People with IBS may be more likely to experience joint pain. Scientists still don’t know why, but it could be due to increased inflammation in the body. A 2019 study found that following a low-FODMAP diet relieved symptoms of joint hypermobility syndrome in people with IBS. The results were strongest for people with IBS-C. A 2017 study found that people with IBS had an increased risk of a type of joint pain called temporomandibular disorder. However, further research is needed to understand this link.
9. Feeling stressed
There is a strong link between IBS and stress. Up to three quarters of people with IBS report feeling stressed. The nervous system controls the gut and also responds to psychological stress.
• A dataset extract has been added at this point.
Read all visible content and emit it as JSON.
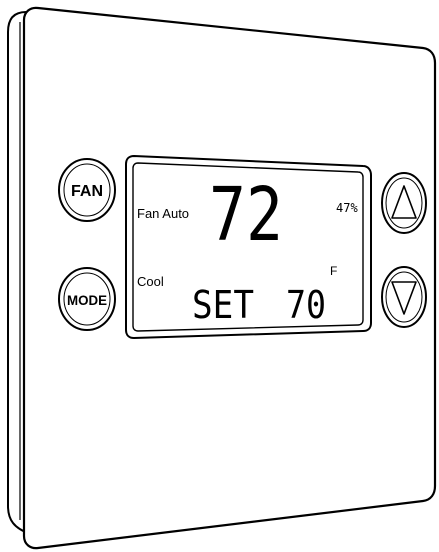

The link between IBS and stress goes both ways. Feeling stressed can make IBS symptoms worse, and the physical symptoms of IBS can cause psychological distress. A 2021 study found that chronic stress and lack of sleep were associated with self-reported irritable bowel syndrome. Shorter-term stress was strongly associated with reports of gastrointestinal symptoms.
10. Brain Fog
Intestinal gas and bloating, which are symptoms of irritable bowel syndrome, are also linked to brain fog. Brain fog, or foggy thinking, describes mental confusion, impaired judgment, and difficulty concentrating. More research is needed to fully understand the link between gut issues and brain fog.
When to talk to a doctor
IBS can be stressful for people experiencing the symptoms. People who experience discomfort or pain should talk to their doctor.
Doctors use the Rome IV criteria to assess possible cases of IBS. To be eligible, a person must present:
– abdominal pain that occurs at least once a week for three months
– abdominal pain that occurs recurrently with bowel movements
– changes in the frequency or consistency of stools.
Worrying symptoms are:
– unintentional weight loss
– nocturnal pain
– blood in stool
– family history of colorectal cancer
IBS is a long-term health condition that can affect a person’s well-being if left untreated. Understanding the signs and symptoms of IBS can help someone who suffers from it get proper help. Many treatment options are available to help a person with IBS manage their condition. Many of these focus on the link between stress and IBS. A doctor may also recommend progressive relaxation counseling and techniques to help ease symptoms.